+++ PROVIDED RECORDS

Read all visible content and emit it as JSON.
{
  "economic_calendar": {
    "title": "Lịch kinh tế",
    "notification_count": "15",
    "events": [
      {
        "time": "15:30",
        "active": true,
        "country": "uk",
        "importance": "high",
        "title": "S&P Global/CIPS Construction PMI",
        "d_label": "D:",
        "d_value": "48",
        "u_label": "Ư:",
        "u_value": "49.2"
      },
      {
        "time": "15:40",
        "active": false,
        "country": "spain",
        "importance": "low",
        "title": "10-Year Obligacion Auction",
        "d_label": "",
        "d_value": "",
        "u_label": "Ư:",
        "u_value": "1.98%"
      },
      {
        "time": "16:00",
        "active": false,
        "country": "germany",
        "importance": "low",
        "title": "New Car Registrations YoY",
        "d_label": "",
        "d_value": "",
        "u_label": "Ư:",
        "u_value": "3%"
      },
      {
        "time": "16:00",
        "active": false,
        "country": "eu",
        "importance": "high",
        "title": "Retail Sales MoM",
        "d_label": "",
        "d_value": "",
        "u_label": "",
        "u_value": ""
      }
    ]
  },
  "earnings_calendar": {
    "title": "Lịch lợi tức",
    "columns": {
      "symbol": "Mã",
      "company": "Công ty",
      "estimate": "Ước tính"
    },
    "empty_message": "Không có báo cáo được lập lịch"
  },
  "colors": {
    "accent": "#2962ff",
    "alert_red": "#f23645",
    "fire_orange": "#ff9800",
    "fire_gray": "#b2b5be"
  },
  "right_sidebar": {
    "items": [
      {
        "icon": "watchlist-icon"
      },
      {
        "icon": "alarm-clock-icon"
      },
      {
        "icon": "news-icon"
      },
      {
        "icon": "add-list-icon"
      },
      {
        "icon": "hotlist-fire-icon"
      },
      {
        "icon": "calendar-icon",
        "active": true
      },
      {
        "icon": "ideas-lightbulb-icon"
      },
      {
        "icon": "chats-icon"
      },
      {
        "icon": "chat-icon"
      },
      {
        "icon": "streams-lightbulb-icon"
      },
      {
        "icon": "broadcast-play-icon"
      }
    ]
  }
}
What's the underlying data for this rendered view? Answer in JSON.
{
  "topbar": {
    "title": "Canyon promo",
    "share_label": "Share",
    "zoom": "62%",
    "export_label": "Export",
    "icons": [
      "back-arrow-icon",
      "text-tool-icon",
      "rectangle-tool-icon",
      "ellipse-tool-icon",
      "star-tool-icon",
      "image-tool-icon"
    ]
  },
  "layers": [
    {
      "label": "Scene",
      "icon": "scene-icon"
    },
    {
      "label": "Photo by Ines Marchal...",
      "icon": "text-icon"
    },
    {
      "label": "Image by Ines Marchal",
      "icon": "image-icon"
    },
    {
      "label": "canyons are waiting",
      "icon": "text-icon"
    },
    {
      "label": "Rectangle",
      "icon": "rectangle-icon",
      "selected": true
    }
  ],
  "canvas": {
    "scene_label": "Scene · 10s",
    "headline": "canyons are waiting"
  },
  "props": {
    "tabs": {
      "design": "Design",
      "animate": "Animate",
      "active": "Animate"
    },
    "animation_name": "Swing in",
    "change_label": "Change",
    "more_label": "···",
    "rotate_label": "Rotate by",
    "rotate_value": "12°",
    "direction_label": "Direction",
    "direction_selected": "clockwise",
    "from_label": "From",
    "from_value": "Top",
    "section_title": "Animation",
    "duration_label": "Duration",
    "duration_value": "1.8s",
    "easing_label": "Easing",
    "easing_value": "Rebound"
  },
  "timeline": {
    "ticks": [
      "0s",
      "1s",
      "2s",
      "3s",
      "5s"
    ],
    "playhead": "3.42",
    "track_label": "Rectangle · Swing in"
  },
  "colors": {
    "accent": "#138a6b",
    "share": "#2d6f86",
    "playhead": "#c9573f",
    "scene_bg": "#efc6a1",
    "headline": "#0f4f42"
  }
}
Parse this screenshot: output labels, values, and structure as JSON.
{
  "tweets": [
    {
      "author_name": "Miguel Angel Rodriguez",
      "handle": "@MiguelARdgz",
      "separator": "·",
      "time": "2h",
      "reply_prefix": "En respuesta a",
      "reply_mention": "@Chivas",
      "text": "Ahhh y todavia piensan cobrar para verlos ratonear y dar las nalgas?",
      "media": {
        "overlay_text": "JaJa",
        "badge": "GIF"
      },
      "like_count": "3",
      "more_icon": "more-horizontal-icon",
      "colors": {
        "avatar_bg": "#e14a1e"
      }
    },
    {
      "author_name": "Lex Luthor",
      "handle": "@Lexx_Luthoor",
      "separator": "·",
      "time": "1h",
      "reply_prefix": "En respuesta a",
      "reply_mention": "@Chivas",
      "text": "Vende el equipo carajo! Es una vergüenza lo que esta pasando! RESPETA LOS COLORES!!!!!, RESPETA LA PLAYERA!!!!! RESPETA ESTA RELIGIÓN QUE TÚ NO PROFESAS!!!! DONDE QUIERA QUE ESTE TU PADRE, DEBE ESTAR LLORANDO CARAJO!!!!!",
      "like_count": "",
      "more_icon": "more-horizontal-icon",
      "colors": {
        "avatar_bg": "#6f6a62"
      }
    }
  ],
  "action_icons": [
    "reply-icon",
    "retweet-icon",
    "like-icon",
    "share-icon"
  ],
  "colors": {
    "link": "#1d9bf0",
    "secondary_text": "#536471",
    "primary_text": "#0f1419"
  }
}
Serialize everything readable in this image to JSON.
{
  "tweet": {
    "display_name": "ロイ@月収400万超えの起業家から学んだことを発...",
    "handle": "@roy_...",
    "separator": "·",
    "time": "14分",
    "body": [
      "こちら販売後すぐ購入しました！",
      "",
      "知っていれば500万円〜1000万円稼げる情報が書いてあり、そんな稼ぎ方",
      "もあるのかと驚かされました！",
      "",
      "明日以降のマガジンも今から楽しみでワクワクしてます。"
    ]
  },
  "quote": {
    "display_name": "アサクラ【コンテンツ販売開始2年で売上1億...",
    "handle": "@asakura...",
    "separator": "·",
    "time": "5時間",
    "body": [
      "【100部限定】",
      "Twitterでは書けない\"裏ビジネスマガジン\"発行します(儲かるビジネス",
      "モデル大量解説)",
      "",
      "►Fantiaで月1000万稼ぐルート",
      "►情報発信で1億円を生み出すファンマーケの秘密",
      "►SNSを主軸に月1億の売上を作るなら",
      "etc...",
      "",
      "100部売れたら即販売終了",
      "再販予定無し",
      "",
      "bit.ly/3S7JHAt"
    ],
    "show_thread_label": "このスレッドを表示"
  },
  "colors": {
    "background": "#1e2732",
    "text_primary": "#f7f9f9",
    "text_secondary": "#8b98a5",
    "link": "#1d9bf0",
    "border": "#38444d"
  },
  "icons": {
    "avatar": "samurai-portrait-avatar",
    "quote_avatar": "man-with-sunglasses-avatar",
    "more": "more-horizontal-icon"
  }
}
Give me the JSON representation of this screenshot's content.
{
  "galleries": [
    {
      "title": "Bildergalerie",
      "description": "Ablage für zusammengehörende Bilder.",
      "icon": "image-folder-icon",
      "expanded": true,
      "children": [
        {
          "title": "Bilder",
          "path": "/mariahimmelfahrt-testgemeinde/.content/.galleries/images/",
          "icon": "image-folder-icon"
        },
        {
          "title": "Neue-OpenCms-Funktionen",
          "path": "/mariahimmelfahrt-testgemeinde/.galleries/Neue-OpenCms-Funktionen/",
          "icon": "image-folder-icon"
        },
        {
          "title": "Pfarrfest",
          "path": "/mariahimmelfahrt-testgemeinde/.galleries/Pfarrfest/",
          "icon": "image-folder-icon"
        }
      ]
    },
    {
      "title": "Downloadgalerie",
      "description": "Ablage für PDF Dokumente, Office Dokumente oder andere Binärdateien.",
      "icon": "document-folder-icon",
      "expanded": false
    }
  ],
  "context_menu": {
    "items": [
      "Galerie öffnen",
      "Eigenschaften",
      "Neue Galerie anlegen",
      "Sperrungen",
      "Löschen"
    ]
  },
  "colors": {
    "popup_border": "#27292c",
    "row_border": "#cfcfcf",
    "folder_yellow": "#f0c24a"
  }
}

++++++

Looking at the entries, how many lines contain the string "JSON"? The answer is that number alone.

**SOLUTION**.
5